The main thing I want to say about Brexit and your veg box is: please don’t worry. We source most of our veg- and almost (see below) all of it for the veg boxes themselves- from the UK and have strong, close relationships with several local suppliers, so we’re not worried about getting hold of enough produce. We’re definitely in the early days of finding out what the changes mean for us, especially with the fruit bags and supplementary veg bags, but we expect to be able to source plenty of produce year-round.

That said, this is possibly the most challenging time for vegetables ever, between the pandemic, Brexit, and a cold snap. There’s plenty of what there is, but what there isn’t is a wide variety of produce available. We’re in the months now when we have lots and lots of beetroot, cabbage, potatoes, and carrots, but not much else. It’s a great time to get into picking, fermenting, and preserving.

We’ve included onions from the Netherlands this week as the UK onions we usually order are frozen in the ground. It may be the end of UK onions, in which case we’re likely to have a gap between now and when the first spring onions start sprouting up. So think about preserving onions now to make them last through to spring. You can freeze raw onions but I think the real secret is to freeze them when cooked or even caramelised. That way, when you need to add flavour, it’s super easy to grab a cube of oniony goodness. Plus, since they cook down so much, they’ll take up almost no space at all.

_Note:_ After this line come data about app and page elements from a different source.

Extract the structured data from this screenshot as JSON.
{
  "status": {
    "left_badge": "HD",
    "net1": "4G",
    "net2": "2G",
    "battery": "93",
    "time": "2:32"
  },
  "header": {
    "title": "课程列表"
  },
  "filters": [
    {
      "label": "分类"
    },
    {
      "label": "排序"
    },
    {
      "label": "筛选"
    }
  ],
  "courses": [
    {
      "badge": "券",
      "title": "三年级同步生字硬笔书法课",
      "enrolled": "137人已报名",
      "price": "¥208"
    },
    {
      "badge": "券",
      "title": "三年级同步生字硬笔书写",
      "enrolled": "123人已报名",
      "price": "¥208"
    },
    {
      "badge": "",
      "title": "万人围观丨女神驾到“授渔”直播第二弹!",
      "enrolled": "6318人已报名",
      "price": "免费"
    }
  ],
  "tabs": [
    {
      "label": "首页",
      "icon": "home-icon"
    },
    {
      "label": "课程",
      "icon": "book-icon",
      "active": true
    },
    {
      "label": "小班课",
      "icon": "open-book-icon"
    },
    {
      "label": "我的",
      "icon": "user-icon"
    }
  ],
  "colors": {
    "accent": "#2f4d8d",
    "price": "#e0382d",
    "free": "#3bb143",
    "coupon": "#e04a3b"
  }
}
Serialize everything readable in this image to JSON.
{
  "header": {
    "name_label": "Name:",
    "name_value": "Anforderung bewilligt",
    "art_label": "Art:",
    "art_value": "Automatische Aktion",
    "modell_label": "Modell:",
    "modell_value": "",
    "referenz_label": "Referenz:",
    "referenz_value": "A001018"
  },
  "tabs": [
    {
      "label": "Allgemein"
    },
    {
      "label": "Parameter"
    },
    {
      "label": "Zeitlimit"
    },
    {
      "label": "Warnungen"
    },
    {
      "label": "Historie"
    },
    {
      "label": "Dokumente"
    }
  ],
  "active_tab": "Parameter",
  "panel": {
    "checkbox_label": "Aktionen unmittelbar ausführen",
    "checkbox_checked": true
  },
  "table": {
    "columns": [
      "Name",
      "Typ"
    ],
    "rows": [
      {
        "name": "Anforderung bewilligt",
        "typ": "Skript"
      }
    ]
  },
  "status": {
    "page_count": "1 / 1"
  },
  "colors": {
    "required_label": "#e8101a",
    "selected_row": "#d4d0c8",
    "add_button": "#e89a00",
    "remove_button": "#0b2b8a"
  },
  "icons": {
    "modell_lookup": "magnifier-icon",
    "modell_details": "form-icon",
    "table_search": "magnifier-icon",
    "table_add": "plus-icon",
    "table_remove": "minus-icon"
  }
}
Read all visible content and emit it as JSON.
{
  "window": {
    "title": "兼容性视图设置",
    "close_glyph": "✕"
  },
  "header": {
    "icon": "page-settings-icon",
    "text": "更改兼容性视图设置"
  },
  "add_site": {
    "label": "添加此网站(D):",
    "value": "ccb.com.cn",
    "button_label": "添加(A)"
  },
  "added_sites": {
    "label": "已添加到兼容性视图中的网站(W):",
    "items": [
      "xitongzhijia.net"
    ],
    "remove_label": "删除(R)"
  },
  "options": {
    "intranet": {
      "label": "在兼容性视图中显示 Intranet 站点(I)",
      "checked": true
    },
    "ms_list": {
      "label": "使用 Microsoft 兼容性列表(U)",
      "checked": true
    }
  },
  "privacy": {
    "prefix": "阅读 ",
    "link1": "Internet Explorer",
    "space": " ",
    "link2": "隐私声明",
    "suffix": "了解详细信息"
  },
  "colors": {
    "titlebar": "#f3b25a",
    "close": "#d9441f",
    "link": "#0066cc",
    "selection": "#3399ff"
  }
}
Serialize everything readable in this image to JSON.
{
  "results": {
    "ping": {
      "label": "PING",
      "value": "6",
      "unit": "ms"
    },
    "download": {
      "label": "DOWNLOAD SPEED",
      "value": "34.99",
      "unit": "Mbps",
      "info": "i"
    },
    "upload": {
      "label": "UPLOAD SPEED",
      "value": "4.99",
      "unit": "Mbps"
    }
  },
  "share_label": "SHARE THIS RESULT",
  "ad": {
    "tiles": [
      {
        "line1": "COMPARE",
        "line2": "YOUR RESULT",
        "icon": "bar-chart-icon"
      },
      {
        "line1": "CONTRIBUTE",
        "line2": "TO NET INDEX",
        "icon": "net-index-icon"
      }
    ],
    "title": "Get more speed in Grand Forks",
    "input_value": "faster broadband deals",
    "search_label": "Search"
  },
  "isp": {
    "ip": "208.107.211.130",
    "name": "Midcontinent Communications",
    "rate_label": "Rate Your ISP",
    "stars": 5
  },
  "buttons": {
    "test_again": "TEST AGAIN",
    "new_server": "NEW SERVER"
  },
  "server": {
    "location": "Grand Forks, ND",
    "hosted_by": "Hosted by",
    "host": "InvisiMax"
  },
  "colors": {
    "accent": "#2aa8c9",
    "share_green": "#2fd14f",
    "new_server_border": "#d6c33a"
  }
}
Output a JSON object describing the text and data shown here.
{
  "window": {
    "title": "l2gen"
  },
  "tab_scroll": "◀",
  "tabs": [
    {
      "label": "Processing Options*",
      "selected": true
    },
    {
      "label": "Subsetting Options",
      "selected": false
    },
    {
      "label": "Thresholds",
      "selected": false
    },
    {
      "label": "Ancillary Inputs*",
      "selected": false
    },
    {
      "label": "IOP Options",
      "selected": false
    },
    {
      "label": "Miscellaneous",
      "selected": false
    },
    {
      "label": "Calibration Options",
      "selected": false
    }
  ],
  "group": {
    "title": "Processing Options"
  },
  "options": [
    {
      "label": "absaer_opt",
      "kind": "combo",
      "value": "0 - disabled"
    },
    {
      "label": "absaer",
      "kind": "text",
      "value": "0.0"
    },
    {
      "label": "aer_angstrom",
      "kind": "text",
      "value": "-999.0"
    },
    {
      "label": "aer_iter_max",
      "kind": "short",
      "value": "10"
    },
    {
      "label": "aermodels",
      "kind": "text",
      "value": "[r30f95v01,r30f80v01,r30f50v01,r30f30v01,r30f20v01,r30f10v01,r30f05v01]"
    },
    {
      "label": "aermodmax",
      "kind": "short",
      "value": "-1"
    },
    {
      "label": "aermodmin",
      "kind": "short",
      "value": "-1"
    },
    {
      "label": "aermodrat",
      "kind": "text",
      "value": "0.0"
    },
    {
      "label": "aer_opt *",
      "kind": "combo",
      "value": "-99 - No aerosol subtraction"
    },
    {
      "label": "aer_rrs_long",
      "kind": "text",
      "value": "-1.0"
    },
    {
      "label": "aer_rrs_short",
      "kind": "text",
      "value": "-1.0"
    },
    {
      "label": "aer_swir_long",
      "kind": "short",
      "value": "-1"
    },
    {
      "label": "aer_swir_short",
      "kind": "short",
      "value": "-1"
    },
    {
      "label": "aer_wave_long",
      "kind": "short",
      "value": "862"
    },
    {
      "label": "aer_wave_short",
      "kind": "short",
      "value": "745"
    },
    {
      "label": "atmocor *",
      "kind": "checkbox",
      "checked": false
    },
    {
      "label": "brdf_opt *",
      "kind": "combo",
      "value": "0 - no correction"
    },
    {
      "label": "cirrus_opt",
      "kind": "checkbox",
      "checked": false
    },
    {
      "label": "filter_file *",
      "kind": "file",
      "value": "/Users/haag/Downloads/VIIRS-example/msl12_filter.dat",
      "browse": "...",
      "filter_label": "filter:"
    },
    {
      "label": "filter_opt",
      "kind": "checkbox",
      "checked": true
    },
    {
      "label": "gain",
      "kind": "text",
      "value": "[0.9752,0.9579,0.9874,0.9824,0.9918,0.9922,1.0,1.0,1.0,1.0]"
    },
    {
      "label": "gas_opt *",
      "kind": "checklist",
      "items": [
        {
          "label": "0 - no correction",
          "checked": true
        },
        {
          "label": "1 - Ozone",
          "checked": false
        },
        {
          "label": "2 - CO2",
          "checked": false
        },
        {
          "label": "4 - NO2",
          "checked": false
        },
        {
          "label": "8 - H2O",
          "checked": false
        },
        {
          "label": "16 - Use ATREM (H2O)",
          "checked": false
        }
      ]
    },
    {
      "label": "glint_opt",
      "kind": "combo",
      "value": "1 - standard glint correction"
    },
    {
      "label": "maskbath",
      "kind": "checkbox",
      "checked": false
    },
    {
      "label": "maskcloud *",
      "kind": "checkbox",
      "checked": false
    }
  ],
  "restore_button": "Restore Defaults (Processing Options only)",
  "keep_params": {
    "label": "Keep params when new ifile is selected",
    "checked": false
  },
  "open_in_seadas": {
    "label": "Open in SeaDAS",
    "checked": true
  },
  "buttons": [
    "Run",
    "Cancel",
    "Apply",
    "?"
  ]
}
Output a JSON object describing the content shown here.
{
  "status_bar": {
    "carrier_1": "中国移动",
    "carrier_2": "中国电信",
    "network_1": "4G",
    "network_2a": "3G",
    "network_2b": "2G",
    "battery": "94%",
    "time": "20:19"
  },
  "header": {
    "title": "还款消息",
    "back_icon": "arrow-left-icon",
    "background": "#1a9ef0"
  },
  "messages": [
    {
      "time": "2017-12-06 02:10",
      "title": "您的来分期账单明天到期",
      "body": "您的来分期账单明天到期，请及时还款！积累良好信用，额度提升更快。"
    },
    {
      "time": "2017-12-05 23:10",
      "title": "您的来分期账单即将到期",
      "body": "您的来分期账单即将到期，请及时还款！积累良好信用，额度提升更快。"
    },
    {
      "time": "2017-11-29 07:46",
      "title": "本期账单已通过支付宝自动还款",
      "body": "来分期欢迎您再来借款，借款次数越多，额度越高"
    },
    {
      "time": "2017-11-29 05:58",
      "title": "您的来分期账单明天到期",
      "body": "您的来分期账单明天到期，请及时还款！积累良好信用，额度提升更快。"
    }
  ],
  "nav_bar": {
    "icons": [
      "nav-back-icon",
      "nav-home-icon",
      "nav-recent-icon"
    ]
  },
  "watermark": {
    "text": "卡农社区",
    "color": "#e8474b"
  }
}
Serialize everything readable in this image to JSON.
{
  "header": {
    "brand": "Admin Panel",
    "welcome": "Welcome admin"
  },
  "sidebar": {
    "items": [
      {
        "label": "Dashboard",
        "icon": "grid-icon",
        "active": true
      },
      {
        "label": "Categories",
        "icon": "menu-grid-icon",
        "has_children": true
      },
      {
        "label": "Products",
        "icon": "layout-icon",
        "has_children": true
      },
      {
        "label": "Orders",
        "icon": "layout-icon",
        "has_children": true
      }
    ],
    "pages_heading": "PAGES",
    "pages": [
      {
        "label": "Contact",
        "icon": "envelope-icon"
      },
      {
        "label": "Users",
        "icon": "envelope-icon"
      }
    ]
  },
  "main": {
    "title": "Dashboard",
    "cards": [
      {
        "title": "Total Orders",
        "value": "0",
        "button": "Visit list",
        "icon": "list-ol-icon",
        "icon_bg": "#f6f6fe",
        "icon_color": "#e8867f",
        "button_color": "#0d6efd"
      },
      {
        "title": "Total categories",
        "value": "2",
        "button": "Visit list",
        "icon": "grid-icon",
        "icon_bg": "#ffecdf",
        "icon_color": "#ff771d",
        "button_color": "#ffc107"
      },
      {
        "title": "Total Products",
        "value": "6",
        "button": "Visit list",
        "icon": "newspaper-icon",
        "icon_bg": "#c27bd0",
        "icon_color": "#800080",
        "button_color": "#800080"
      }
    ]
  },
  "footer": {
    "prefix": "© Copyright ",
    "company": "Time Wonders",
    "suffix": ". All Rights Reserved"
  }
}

Feeling a little overwhelmed by cabbages? I hear you. It’s one of the few greens we can grow in the UK through the winter, but it can be a little much. But it’s also one of the most versatile and delicious vegetables I know. And if you’re interested in trying fermenting, it’s the perfect place to start. Sauerkraut will become a staple. You can also make kimchi with green cabbages- once you find out how easy a veg-packed bibimbap dinner is you’ll never stop,